assignments may not be so flexible, and require that volunteers stick with that
assignment for a specific period of time. Make sure you know what’s expected of
you before applying to a volunteer position, as you may want to tailor your search
to how much time you’re willing to offer a cause.
Do I want to work alone, or with a group?
Many professional organizations or church groups organize team volunteer activities
for those who need that social dynamic to get them more involved in community service.
If you prefer a position with more independence, however, you may want to find a
volunteer gig where you’ll be responsible for yourself, whether that’s setting your
own schedule or molding the position to fit your interests.
Are there any associated expenses, and if so, will I be reimbursed?
Volunteer positions are by definition unpaid. There are some positions, however,
that will require you to pay for some costs out-of-pocket (transportation expenses,
for example). You may get reimbursed for some expenses associated with your volunteer
job. Either way, keep tabs on what you spend, as you’ll be eligible for tax breaks
come tax season.
The U.S. government set up a fake Michigan university as part of a sting operation to catch visa fraudsters. Agents of Immigration and Customs Enforcement (ICE) secretly established the University of Farmington, enrolling more than 600 students studying science and technology in a "pay to stay” scheme. As a result, roughly 250 students have been arrested on immigration violations. [...]
E-tail giant Amazon is now accepting applications to its Amazon Future Engineer Scholarship Program for students entering college in the fall of 2020. The scholarship program offers 100 current high school seniors from underserved and underrepresented communities across the country the opportunity to receive $40,000 scholarships to study computer science at a four-year college or university and a guaranteed paid internship offer at Amazon after the completion of their first year. [...]
In response to the NCAA's vote to allow athletes to profit from their names, images and likeness, Senator Richard Burr of North Carolina has proposed taxing those scholarships. Senator Burr tweeted: "If college athletes are going to make money off their likenesses while in school, their scholarships should be treated like income.
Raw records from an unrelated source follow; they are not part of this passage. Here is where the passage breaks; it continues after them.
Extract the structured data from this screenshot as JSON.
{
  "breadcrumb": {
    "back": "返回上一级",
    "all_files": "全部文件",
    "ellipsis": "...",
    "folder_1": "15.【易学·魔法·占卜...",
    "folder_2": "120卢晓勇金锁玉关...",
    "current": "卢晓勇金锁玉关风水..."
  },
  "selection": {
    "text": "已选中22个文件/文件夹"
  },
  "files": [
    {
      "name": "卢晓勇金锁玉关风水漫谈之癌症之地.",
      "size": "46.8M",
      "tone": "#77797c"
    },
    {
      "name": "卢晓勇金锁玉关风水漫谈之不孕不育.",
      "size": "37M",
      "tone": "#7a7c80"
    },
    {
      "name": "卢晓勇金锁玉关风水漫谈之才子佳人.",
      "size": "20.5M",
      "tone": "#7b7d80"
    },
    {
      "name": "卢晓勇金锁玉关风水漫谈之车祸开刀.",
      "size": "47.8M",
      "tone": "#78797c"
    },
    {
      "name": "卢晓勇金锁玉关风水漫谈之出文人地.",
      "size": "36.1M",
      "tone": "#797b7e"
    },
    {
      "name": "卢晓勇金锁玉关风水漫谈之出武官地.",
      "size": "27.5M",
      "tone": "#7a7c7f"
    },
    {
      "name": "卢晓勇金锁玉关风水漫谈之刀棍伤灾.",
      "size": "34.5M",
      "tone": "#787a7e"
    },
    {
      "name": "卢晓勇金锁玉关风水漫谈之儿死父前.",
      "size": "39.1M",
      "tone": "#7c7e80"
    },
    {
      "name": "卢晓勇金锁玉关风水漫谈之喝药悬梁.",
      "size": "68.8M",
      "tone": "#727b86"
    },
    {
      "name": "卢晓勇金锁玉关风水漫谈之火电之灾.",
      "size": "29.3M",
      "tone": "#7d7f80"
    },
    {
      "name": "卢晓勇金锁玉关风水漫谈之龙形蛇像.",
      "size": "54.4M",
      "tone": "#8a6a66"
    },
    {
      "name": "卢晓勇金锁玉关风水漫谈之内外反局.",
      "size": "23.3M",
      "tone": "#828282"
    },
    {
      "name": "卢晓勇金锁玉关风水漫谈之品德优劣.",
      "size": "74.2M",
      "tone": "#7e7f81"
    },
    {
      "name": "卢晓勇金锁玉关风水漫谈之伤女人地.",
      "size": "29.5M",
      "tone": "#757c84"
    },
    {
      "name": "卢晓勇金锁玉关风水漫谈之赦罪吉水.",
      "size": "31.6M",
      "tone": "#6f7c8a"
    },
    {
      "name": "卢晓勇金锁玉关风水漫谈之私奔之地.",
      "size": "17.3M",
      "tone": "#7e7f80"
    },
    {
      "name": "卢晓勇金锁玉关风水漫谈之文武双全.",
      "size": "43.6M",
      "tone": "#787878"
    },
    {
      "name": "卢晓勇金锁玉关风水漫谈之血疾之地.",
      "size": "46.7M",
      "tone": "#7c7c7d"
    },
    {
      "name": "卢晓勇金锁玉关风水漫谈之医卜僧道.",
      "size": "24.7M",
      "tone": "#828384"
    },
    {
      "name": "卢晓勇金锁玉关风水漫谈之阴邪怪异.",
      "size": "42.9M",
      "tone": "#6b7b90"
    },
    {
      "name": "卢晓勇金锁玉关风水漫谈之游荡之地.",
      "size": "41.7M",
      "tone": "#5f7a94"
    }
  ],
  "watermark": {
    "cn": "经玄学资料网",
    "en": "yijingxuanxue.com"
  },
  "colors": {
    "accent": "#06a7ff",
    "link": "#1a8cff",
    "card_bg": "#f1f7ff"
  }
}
I'll be introducing legislation that subjects scholarships given to athletes who choose to 'cash in' to income taxes." [...]